Communicated by Miss Mouroux, a teacher at Saint-Amant-de-Boixe - English translation via Google
Chance Posted by Chance
13th June 2010ce

Pierre du Sacrifice (Burial Chamber) — Images (click to view fullsize)

<b>Pierre du Sacrifice</b>Posted by Chance<b>Pierre du Sacrifice</b>Posted by Chance<b>Pierre du Sacrifice</b>Posted by Chance<b>Pierre du Sacrifice</b>Posted by Chance<b>Pierre du Sacrifice</b>Posted by Chance<b>Pierre du Sacrifice</b>Posted by Chance<b>Pierre du Sacrifice</b>Posted by Chance<b>Pierre du Sacrifice</b>Posted by Chance Chance Posted by Chance
13th June 2010ce

Pierre du Sacrifice (Burial Chamber) — Folklore

The information board gives two legends associated with this destroyed tumulus.

The first, and the source of the "Sacrifice" tag, suggests that the straight groove formed along the middle of the stone was used "aux sacrifices rituels et a la magic noire", (for sacrifice rituals to do with black magic). Presumably the "victim" was sacrificed upon the stone and the blood would be collected as it dripped down the groove into a cup or chalice. This would point to the stone being in a more or less flat position when the tumulus was intact, possibly forming part of the capstone or roof.
The groove is hardly natural and does not travel the whole width of the stone.
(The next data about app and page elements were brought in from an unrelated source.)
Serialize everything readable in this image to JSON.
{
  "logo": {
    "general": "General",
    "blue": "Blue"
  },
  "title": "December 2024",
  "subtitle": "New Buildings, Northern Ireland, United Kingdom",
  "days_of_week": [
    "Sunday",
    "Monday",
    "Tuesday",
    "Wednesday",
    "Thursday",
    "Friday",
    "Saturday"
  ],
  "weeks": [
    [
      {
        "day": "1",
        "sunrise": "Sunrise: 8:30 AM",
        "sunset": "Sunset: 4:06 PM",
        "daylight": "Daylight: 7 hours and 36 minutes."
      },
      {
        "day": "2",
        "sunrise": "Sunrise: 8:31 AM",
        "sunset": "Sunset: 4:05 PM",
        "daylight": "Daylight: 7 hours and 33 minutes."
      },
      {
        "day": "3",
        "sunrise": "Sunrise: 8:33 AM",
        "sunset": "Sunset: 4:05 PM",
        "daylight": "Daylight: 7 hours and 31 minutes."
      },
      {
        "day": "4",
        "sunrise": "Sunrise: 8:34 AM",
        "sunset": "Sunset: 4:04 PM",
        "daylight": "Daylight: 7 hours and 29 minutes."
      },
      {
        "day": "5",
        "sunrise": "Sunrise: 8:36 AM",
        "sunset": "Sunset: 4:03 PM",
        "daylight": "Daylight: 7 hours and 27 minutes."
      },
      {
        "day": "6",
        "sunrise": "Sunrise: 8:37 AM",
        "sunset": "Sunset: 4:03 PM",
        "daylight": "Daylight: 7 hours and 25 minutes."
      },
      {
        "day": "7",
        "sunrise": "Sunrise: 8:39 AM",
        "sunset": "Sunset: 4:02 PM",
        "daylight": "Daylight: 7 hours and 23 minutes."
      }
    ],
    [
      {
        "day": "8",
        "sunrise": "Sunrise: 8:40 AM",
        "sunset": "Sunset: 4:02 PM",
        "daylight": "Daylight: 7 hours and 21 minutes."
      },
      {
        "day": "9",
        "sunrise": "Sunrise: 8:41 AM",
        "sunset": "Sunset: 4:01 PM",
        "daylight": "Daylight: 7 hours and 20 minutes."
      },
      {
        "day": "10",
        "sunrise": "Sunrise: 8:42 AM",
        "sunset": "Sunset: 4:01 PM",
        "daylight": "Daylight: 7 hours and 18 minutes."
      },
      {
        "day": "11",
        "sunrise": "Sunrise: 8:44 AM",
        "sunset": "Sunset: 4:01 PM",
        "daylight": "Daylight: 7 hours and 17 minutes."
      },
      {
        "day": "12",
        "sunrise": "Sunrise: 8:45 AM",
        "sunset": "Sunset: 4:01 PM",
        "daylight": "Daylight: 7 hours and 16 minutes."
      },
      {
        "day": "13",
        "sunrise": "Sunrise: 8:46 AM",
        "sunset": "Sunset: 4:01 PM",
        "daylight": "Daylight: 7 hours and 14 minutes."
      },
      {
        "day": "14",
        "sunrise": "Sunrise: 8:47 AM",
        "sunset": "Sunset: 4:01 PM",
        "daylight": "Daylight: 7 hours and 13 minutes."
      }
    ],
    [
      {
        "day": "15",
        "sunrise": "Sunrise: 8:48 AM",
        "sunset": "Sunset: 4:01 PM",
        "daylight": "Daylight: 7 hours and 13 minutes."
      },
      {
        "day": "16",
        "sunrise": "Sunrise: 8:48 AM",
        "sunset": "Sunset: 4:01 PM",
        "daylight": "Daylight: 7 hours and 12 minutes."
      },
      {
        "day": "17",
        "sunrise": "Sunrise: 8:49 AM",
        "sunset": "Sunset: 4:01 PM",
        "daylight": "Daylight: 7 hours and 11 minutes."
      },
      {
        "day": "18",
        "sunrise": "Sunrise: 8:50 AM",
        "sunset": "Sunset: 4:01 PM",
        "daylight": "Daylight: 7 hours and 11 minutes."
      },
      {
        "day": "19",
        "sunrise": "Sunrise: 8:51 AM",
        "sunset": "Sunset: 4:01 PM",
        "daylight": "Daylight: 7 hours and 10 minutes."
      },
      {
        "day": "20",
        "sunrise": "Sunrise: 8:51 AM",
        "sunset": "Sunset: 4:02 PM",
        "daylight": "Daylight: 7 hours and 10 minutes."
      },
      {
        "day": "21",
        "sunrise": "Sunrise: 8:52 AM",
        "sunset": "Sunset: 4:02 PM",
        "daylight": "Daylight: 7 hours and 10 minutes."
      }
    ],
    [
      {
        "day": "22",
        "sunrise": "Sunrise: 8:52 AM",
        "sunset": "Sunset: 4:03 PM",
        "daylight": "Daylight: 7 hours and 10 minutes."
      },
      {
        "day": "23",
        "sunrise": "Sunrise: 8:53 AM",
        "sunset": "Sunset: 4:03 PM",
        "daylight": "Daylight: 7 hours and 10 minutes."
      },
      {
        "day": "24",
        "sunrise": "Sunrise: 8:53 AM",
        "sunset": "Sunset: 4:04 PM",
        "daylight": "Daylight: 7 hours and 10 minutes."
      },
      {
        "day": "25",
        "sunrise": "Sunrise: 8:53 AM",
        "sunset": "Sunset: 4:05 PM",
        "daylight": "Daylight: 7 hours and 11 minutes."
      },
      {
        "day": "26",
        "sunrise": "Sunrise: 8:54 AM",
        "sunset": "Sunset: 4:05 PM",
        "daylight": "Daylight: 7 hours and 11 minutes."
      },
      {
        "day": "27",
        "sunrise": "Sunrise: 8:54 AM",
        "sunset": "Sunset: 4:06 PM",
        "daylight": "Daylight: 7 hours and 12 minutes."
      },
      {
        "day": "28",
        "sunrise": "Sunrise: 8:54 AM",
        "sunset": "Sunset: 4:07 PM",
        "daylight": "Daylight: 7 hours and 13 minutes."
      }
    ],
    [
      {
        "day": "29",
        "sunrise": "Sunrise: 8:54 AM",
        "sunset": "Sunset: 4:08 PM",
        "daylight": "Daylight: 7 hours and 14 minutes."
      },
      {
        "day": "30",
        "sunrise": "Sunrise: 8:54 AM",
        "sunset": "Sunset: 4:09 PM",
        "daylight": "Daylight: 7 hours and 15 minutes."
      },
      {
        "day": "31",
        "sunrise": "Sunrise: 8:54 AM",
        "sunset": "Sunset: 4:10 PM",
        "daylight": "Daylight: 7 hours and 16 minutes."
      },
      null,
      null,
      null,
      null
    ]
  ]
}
See enclosed photos. There was record of a Sheppard's crook or Crosse being carved into one of the upright stones too. Whether this was ancient or done in the later Christian era is unclear, as is also if it survived the 19th century destruction. Maybe it was carved by the church authorities in order to "sanctify and purify" a pagan relic.

A much more ancient legend tells of the "petits hommes", the little people who were said to inhabit the forest. They were said to have built the tumulus and made it there home. They were so strong that they could carry the enormous 15 tonne blocks with their bare hands. Maybe they were the faries and they could move the huge stones using their magic.
Chance Posted by Chance
13th June 2010ce
Showing 1-10 of 41 posts. Most recent first | Next 10